* Matt Harvey has pitched well coming off Tommy John surgery, but for at least the next year the Mets need to be cautious with him. They have said so themselves. Sometimes pitchers hit a wall coming off this surgery.

* Bartolo Colon will be gone after this year and most likely so will Dillon Gee. Won’t the Mets need to replace them?

* The Mets won’t get Zack Wheeler back until next July at least, and nobody knows how he will be then. Without Colon and Wheeler, I’m counting two spots that must be filled for sure at the start of next year.

* Jacob deGrom is off to a slow start, which, if it continues should make us wonder how much last year was a fluke. I like deGrom a lot, but if he continues to struggle somebody must pick up the slack.

* They’ve been trying to trade Jon Niese, who is basically a career .500 pitcher with an injury history.

* And, realistically the 5.1 innings Syndergaard gave the Mets last night isn’t enough to dust off a shelf at Cooperstown just yet. We don’t know how he and/or Matz will perform.

Also, we know the Mets’ offense has been weak and nobody can project when David Wright will return and at what level. And, because the Mets have other issues other than Wilmer Flores, they must hold onto their pitching if they are to compete this year or next.

Other teams aren’t stupid. They won’t trade the Mets a top-flight shortstop in exchange for guys like Niese, or Gee, or Flores. It won’t happen.

Consequently, the idea of trading Syndergaard or Matz isn’t something they should be considering, no matter who is on the other end of the phone line.

 

May 12

Composure Most Important Thing For Syndergaard

Just as they were with Matt Harvey and Zack Wheeler, don’t look for the Mets to bring up Noah Syndergaard for a spot start. Once he’s here, unless he really spits the bit, he’s not going anywhere. Like everybody else, I’m excited to see him pitch, just as I was when Harvey and Wheeler first came up.

What it means is Dillon Gee will move to the bullpen or be traded, with the Mets having to take less than they want to move him – and save money. That much is inevitable when Gee comes off the disabled list. The Mets were so hot to trade him because they knew this day was coming. The only snap for the Mets was Gee getting hurt, otherwise they could have kept Syndergaard down for Super Two status.

noah-syndergaardWe can talk all we want about Syndergaard’s stuff and his fall-off-the-table curveball. We know from spring training, Triple-A Las Vegas and his Tweeting he has no shortage of confidence. However, his stuff and confidence will only carry him so far tonight in Wrigley Field.

The most important thing Syndergaard must take to the mound is poise. Actually, I’d like to see him get in trouble to see how he responds to adversity and pressure. That quality is what defines a great pitcher. We’ve seen it in Harvey and until recently, in Jacob deGrom. Now, I want to see it in Syndergaard.

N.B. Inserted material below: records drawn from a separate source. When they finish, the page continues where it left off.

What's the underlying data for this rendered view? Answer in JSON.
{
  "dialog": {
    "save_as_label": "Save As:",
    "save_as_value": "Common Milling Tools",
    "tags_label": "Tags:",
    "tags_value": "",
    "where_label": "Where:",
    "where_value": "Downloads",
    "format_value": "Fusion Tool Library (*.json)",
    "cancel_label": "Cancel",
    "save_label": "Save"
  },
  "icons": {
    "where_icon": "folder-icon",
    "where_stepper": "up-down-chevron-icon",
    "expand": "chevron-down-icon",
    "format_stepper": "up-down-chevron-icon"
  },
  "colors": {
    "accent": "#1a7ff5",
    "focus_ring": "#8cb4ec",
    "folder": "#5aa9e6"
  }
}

The standard cliche for a rookie pitcher is it’s still the same game he’s been playing in the minor leagues. Not true. In the minor leagues he’s facing minor leaguers. This is the major leagues and mistakes get hit a long way.

Syndergaard must keep the ball down and get ahead in the count. That much is obvious, But, he also needs to minimize damage when he gets in trouble. He needs to find something when that curveball is missing its spot.

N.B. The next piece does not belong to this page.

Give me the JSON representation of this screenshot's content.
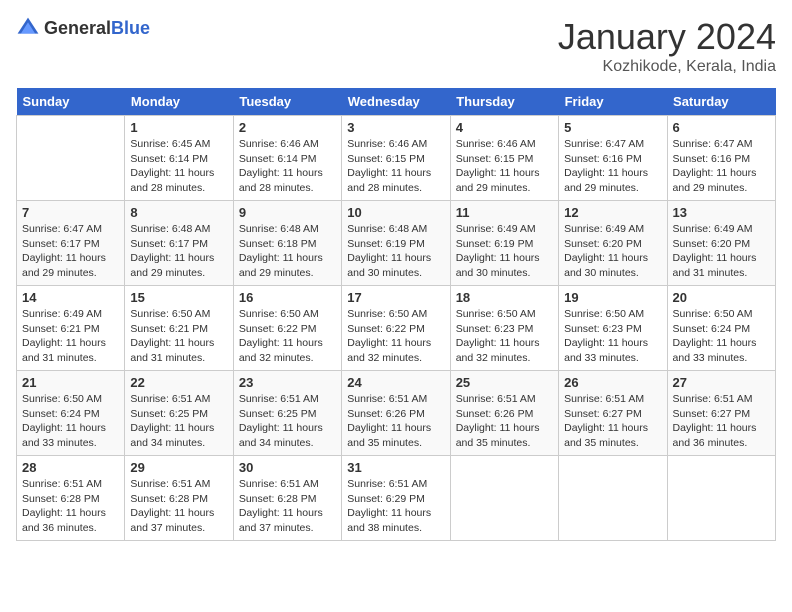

The distance between the rubber and the plate is the same, but everything else will be different, including the opposition, the pressure and all those eyes watching him.

Syndergaard did a lot to get here. He must do a lot more to stay.